He plays his role in this with creative programs that make engineering exciting, interesting, and extremely hands-on. He hooks students when they’re young and believe in dreams. He keeps them engaged.
Rochefort seems perfect for inspiring young minds. He’s a bit of a kid at heart and loves what he does. His desk is cluttered with Silly Putty, a “grow shark” gel toy, Gumby and Pokey bendable toys, the absorbent polymer from baby diapers, a foam “cheese head” hat, and a mix of other “hands-on learning tools” that any kid would find irresistible. To local school students, he is known fondly and simply as “Dr. Skip.”
His main research interest, polymer science, offers a highly effective connection to children. Every kid likes to make goop or gel, he says. “We can talk about Silly Putty and Jell-O, and they get excited about chemical engineering.”

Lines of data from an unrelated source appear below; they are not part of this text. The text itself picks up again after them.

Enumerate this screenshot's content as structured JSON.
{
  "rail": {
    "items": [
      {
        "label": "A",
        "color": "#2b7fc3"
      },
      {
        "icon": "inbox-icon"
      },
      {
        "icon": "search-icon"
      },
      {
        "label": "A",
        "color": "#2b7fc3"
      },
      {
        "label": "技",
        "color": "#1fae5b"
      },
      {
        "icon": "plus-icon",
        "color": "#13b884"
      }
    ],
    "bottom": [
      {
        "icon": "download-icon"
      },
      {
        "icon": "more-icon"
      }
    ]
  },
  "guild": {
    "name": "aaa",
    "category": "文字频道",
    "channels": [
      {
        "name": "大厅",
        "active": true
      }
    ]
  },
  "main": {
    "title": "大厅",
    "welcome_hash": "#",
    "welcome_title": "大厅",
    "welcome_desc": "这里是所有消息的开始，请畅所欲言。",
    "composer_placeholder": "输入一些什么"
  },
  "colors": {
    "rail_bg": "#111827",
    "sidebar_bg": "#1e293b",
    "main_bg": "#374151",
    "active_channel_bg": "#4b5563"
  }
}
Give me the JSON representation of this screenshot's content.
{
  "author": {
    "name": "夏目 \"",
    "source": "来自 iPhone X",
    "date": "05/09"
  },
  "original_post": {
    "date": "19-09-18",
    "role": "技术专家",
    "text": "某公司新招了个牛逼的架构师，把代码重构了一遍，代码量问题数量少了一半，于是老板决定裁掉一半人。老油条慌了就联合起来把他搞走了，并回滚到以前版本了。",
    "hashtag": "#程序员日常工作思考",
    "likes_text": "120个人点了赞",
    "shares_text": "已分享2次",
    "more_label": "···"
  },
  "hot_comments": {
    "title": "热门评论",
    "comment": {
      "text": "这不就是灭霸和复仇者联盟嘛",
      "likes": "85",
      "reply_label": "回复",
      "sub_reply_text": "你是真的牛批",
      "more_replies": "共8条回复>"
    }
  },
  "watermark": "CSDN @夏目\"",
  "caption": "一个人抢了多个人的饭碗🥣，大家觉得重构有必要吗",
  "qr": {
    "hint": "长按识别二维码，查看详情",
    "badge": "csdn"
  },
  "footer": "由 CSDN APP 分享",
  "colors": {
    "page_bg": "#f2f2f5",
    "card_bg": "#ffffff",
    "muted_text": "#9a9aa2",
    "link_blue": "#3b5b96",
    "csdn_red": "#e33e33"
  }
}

His programs come with cool names and acronyms like SESEY, SKIES, E-Camp, AWSEM, and LEGO Robotics Camp. How can kids resist? The Summer Experience in Science and Engineering for Youth (SESEY) is a one-week summer research program for high school girls and ethnic minorities co-directed by Rochefort, Chemical Engineering professor Michelle Bothwell, and graduate student Jason Hower. SKIES stands for Spirited Kids in Engineering and Science, an 11-week summer camp for K-8th graders in collaboration with KidSpirit, directed by Karen Swanger.
E-Camp is an engineering camp for middle school kids that Rochefort established with Ellen Ford of Saturday Academy. At LEGO Robotics Camp, middle schoolers learn engineering concepts using LEGOs, in a course developed and taught by Chemical Engineering colleague Keith Levien.
Advocates for Women in Science, Engineering, and Math (AWSEM) is an awesome experience that connects middle school girls with women role models.
“Every day I can go home and say I’ve had some influence,” he says. “My motto is, ‘do what you like and like what you do.’ Nothing else matters.”